Contact Information
Donna Weaver / Ray Villard
Sr. Science Writer / News Chief
dweaver@stsci.edu / villard@stsci.edu
Phone: 410-338-4493 / 410-338-4514

Donna Weaver / Ray Villard | newswise

More articles from Physics and Astronomy:

nachricht First Juno science results supported by University of Leicester's Jupiter 'forecast'
26.05.2017 | University of Leicester

nachricht Measured for the first time: Direction of light waves changed by quantum effect
24.05.2017 | Vienna University of Technology

All articles from Physics and Astronomy >>>

The most recent press releases about innovation >>>

Die letzten 5 Focus-News des innovations-reports im Überblick:

Im Focus: Can the immune system be boosted against Staphylococcus aureus by delivery of messenger RNA?

Staphylococcus aureus is a feared pathogen (MRSA, multi-resistant S. aureus) due to frequent resistances against many antibiotics, especially in hospital infections. Researchers at the Paul-Ehrlich-Institut have identified immunological processes that prevent a successful immune response directed against the pathogenic agent. The delivery of bacterial proteins with RNA adjuvant or messenger RNA (mRNA) into immune cells allows the re-direction of the immune response towards an active defense against S. aureus. This could be of significant importance for the development of an effective vaccine.
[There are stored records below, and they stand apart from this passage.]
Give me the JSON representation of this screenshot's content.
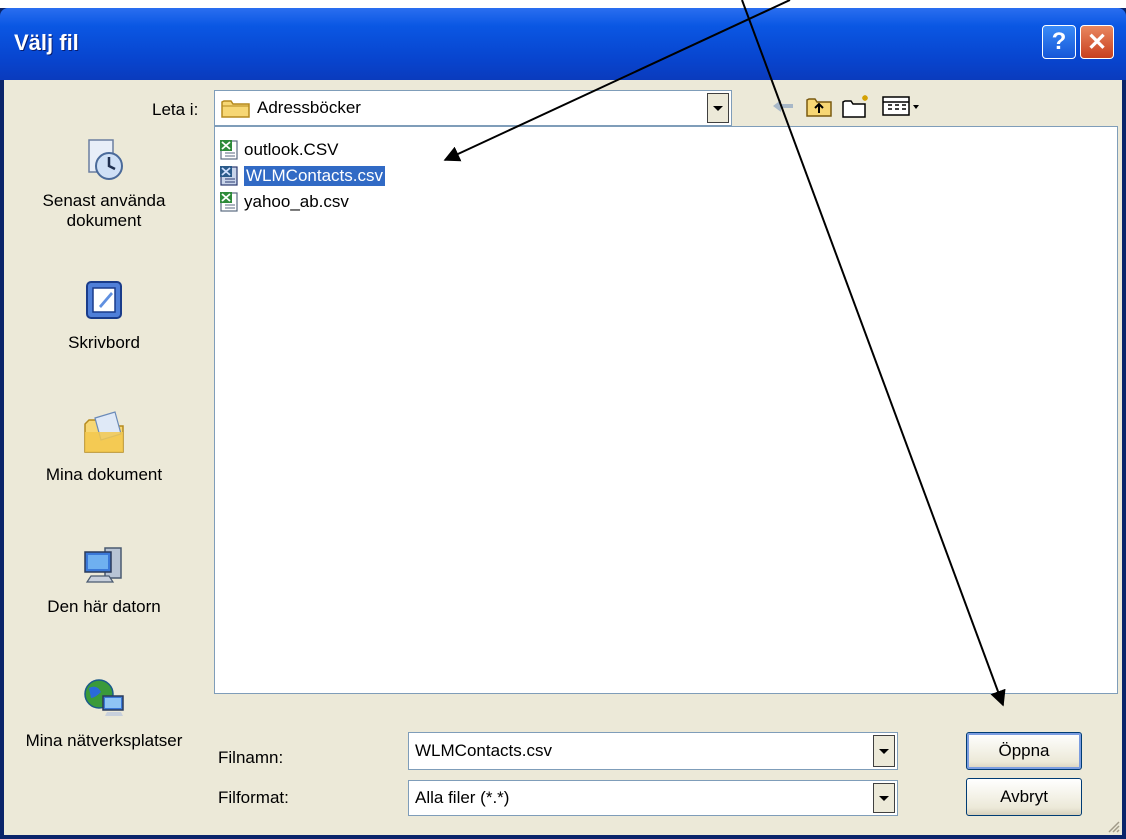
{
  "window": {
    "title": "Välj fil"
  },
  "titlebar_buttons": {
    "help": "?",
    "close": "✕"
  },
  "lookin": {
    "label": "Leta i:",
    "value": "Adressböcker"
  },
  "toolbar": {
    "icons": [
      "back-arrow-icon",
      "up-folder-icon",
      "new-folder-icon",
      "view-menu-icon"
    ]
  },
  "places": [
    {
      "label": "Senast använda dokument",
      "icon": "recent-documents-icon"
    },
    {
      "label": "Skrivbord",
      "icon": "desktop-icon"
    },
    {
      "label": "Mina dokument",
      "icon": "my-documents-icon"
    },
    {
      "label": "Den här datorn",
      "icon": "my-computer-icon"
    },
    {
      "label": "Mina nätverksplatser",
      "icon": "network-places-icon"
    }
  ],
  "files": [
    {
      "name": "outlook.CSV",
      "selected": false
    },
    {
      "name": "WLMContacts.csv",
      "selected": true
    },
    {
      "name": "yahoo_ab.csv",
      "selected": false
    }
  ],
  "filename": {
    "label": "Filnamn:",
    "value": "WLMContacts.csv"
  },
  "filetype": {
    "label": "Filformat:",
    "value": "Alla filer (*.*)"
  },
  "buttons": {
    "open": "Öppna",
    "cancel": "Avbryt"
  },
  "colors": {
    "title_bar": "#0a57e3",
    "selection": "#316ac5",
    "dialog_bg": "#ece9d8"
  }
}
PLOS Pathogens has published these research results online on 25 May 2017.

Staphylococcus aureus (S. aureus) is a bacterium that colonizes by far more than half of the skin and the mucosa of adults, usually without causing infections....

Im Focus: A quantum walk of photons

Physicists from the University of Würzburg are capable of generating identical looking single light particles at the push of a button. Two new studies now demonstrate the potential this method holds.

The quantum computer has fuelled the imagination of scientists for decades: It is based on fundamentally different phenomena than a conventional computer....

Im Focus: Turmoil in sluggish electrons’ existence

An international team of physicists has monitored the scattering behaviour of electrons in a non-conducting material in real-time. Their insights could be beneficial for radiotherapy.

We can refer to electrons in non-conducting materials as ‘sluggish’. Typically, they remain fixed in a location, deep inside an atomic composite. It is hence...

Im Focus: Wafer-thin Magnetic Materials Developed for Future Quantum Technologies

Two-dimensional magnetic structures are regarded as a promising material for new types of data storage, since the magnetic properties of individual molecular building blocks can be investigated and modified. For the first time, researchers have now produced a wafer-thin ferrimagnet, in which molecules with different magnetic centers arrange themselves on a gold surface to form a checkerboard pattern. Scientists at the Swiss Nanoscience Institute at the University of Basel and the Paul Scherrer Institute published their findings in the journal Nature Communications.

Ferrimagnets are composed of two centers which are magnetized at different strengths and point in opposing directions. Two-dimensional, quasi-flat ferrimagnets...

Im Focus: World's thinnest hologram paves path to new 3-D world

Nano-hologram paves way for integration of 3-D holography into everyday electronics

An Australian-Chinese research team has created the world's thinnest hologram, paving the way towards the integration of 3D holography into everyday...

All Focus news of the innovation-report >>>

Anzeige

Anzeige

Event News

Marine Conservation: IASS Contributes to UN Ocean Conference in New York on 5-9 June

24.05.2017 | Event News

AWK Aachen Machine Tool Colloquium 2017: Internet of Production for Agile Enterprises

23.05.2017 | Event News

Dortmund MST Conference presents Individualized Healthcare Solutions with micro and nanotechnology

22.05.2017 | Event News

 
Latest News

How herpesviruses win the footrace against the immune system

26.05.2017 | Life Sciences

Water forms 'spine of hydration' around DNA, group finds

26.05.2017 | Life Sciences

First Juno science results supported by University of Leicester's Jupiter 'forecast'

26.05.2017 | Physics and Astronomy

VideoLinks
B2B-VideoLinks
More VideoLinks >>>